Have you taken up running this January?

Do you want to know how to build your running up safely, without getting injured?

If you’ve decided to take up running this January, and have googled how to do it, you may have stumbled across RED January.

What is RED January?

RED January stands for Run Every Day January.  It’s an initiative set up to encourage you to get active every day in January to help your mental wellbeing.  RED January’s official charity partner is Sport in Mind – the mental health charity that uses sport to empower and improve people’s lives.

Does that mean I should run everyday?

Simply put, no.  RED January encourages you to move in whichever way feels best for your body and mind, whether that be walking, running, swimming, cycling, Pilates, or any other form of exercise you feel good for doing.

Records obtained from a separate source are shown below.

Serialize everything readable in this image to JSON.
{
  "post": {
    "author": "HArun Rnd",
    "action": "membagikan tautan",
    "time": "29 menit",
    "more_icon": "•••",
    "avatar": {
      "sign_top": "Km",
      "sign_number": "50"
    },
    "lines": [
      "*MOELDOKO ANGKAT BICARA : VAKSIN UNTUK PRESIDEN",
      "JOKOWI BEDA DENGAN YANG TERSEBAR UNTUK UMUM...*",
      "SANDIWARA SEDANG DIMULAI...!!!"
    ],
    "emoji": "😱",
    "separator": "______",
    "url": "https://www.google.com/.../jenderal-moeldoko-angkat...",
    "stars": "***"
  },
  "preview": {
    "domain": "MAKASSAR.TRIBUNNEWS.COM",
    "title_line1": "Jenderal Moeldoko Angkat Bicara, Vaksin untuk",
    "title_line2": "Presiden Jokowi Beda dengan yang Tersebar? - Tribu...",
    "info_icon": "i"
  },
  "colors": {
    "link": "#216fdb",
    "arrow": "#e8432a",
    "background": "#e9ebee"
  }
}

I’m new to running, how should I start?

As a physiotherapist and experienced runner myself, I’d highly recommend downloading the couch to 5k app, and following this.  The app advises you to run 3 times a week, and gradually builds up your sessions over a 12 week period.  In RED January, you could go for a walk, or why not join in with my Pilates classes to work on strength, flexibility, and injury prevention on the days between your runs!

How often should I be running?

Running everyday will be possible for some people but please keep in mind:

  • To be able to tolerate running every day without getting injured, you need to have trained to do this, like you would any other event.  If you weren’t constantly running 4-5 times a week in at least the 6 weeks leading up to January, your body is unlikely to be adapted to tolerate this without risk of injury.
  • The idea of this challenge is to help you set up achievable exercise habits that make you feel good – if you’re making yourself slog the pavements day-in-day-out for 30 days, is that a healthy, enjoyable habit you’re likely to sustain in the long-run?
  • You don’t need to go far or fast on every run – try and mix up distances and intensities to help you see a benefit in your running, and make sure you give your body a chance to recover with slow, easy runs.
  • Variety is the spice of life!  Keep things interesting!  Why not run one day, walk another, do some Pilates on another?  You’re much less likely to get bored, and look forward to your next run session if you have a day or 2 off to do a different activity between each.

I hope that helped give you an idea of how to build your running up safely, but if you’re after any further advice, please give me a shout here!

Posted in Blog.